_WHAT THE TASK ASKS_.
Extract all lines in the data that contain the word "Switch".

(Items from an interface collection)

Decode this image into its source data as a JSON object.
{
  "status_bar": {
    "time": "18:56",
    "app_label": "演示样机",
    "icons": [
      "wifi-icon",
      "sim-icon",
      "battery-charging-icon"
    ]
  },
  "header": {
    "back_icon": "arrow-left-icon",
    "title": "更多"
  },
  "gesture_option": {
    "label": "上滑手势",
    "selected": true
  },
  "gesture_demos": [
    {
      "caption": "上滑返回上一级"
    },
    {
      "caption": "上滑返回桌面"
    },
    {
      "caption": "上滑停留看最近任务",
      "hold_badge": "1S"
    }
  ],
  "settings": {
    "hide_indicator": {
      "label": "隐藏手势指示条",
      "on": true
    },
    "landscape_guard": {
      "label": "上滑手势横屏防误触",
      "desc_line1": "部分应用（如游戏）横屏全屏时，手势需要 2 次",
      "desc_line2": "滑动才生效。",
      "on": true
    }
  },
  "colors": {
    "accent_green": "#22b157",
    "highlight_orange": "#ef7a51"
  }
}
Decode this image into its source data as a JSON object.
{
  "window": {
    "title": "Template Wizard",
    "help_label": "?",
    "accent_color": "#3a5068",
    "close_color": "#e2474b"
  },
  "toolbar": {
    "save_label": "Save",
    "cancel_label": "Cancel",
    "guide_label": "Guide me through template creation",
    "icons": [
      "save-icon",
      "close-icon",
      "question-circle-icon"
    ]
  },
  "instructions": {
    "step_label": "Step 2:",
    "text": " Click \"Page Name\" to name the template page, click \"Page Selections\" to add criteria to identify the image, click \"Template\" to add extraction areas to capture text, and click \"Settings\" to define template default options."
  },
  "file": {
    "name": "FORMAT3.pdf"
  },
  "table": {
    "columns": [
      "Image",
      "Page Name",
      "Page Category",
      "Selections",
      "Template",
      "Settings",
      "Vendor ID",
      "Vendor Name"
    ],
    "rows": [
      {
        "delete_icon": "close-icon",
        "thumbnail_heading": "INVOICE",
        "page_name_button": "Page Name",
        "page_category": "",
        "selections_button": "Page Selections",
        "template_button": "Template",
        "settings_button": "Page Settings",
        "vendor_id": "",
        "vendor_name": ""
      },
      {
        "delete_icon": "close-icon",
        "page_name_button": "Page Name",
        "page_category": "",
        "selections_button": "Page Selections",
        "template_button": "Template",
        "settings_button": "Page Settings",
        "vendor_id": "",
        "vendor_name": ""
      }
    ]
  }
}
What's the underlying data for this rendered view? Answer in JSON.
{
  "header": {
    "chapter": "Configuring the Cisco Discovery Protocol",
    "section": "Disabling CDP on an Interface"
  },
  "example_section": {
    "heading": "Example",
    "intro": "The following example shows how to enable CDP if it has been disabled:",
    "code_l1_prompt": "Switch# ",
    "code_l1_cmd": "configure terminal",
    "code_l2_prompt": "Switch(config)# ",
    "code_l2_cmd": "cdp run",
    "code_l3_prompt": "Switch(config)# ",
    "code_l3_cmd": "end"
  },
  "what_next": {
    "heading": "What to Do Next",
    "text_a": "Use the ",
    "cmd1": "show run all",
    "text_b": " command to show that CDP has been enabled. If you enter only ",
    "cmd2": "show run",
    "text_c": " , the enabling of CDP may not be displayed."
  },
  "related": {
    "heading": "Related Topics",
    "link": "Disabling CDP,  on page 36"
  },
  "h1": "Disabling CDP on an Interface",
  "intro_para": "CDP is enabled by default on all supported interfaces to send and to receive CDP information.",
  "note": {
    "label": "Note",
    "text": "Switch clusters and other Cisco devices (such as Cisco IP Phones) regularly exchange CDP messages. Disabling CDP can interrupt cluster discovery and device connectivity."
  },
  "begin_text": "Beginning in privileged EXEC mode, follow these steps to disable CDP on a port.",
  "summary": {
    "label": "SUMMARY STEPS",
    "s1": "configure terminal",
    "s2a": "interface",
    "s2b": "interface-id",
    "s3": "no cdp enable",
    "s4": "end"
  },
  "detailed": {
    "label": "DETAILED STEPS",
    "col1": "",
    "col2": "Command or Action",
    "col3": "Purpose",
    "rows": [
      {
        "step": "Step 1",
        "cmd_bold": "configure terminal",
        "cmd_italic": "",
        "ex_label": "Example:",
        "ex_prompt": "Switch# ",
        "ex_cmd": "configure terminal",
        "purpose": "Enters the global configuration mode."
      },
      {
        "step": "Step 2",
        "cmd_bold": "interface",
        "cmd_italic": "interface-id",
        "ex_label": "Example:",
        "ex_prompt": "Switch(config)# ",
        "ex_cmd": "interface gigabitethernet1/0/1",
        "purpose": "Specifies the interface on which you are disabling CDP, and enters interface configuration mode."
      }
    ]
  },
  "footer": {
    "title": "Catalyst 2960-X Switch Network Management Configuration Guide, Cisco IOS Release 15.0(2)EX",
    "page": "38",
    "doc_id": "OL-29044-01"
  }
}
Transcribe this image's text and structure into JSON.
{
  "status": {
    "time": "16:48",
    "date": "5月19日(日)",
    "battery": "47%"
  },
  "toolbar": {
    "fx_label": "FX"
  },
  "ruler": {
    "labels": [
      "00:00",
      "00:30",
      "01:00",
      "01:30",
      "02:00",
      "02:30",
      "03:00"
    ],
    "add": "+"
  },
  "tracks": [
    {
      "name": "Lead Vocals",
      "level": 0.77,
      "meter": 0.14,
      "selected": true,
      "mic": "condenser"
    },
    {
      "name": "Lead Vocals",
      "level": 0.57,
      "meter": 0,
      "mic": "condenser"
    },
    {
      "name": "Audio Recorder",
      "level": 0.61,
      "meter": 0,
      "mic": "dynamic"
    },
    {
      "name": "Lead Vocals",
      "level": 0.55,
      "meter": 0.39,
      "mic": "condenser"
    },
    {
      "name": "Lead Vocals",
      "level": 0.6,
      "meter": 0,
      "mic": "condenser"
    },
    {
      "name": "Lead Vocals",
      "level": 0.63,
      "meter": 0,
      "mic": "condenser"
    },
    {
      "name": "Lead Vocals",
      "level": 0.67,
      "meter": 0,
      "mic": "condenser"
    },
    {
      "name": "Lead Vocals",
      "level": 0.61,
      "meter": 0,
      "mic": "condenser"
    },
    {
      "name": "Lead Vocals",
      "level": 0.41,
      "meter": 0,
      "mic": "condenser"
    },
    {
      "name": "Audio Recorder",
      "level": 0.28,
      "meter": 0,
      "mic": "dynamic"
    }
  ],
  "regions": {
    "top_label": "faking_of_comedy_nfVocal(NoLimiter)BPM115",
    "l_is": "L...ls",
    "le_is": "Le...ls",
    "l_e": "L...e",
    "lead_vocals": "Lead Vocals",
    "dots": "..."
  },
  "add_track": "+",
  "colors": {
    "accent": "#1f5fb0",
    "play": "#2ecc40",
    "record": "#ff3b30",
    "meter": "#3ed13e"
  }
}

_YOUR SOLUTION_.
    "code_l1_prompt": "Switch# ",
    "code_l2_prompt": "Switch(config)# ",
    "code_l3_prompt": "Switch(config)# ",
    "text": "Switch clusters and other Cisco devices (such as Cisco IP Phones) regularly exchange CDP messages. Disabling CDP can interrupt cluster discovery and device connectivity."
        "ex_prompt": "Switch# ",
        "ex_prompt": "Switch(config)# ",
    "title": "Catalyst 2960-X Switch Network Management Configuration Guide, Cisco IOS Release 15.0(2)EX",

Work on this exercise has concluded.